Entries taken from a collection
*** Block opens ***
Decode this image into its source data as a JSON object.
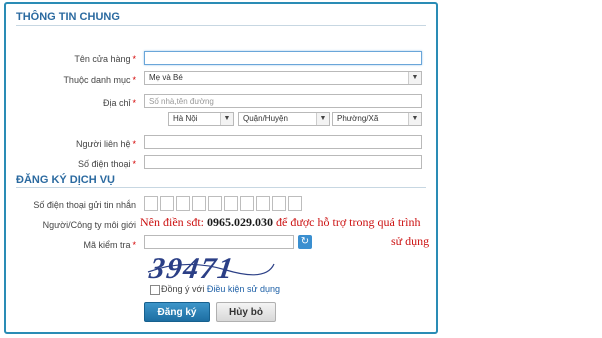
{
  "section1": {
    "title": "THÔNG TIN CHUNG"
  },
  "fields": {
    "store_name": {
      "label": "Tên cửa hàng",
      "value": ""
    },
    "category": {
      "label": "Thuộc danh mục",
      "value": "Mẹ và Bé"
    },
    "address": {
      "label": "Địa chỉ",
      "placeholder": "Số nhà,tên đường"
    },
    "city": {
      "value": "Hà Nội"
    },
    "district": {
      "value": "Quận/Huyện"
    },
    "ward": {
      "value": "Phường/Xã"
    },
    "contact": {
      "label": "Người liên hệ",
      "value": ""
    },
    "phone": {
      "label": "Số điện thoại",
      "value": ""
    }
  },
  "required_mark": "*",
  "section2": {
    "title": "ĐĂNG KÝ DỊCH VỤ"
  },
  "service": {
    "sms_phone_label": "Số điện thoại gửi tin nhắn",
    "referrer_label": "Người/Công ty môi giới",
    "note_prefix": "Nên điền sđt: ",
    "note_phone": "0965.029.030",
    "note_suffix": " để được hỗ trợ trong quá trình",
    "note_line2": "sử dụng",
    "captcha_label": "Mã kiểm tra",
    "captcha_text": "39471",
    "agree_text": "Đồng ý với ",
    "agree_link": "Điều kiện sử dụng"
  },
  "buttons": {
    "register": "Đăng ký",
    "cancel": "Hủy bỏ"
  },
  "colors": {
    "accent": "#2a8cb5",
    "title": "#2b6aa0",
    "note": "#cc1111",
    "required": "#d40000"
  },
  "icons": {
    "dropdown": "chevron-down-icon",
    "refresh": "refresh-icon"
  }
}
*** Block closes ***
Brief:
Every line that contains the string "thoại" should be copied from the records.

Solution to this exercise:
      "label": "Số điện thoại",
    "sms_phone_label": "Số điện thoại gửi tin nhắn",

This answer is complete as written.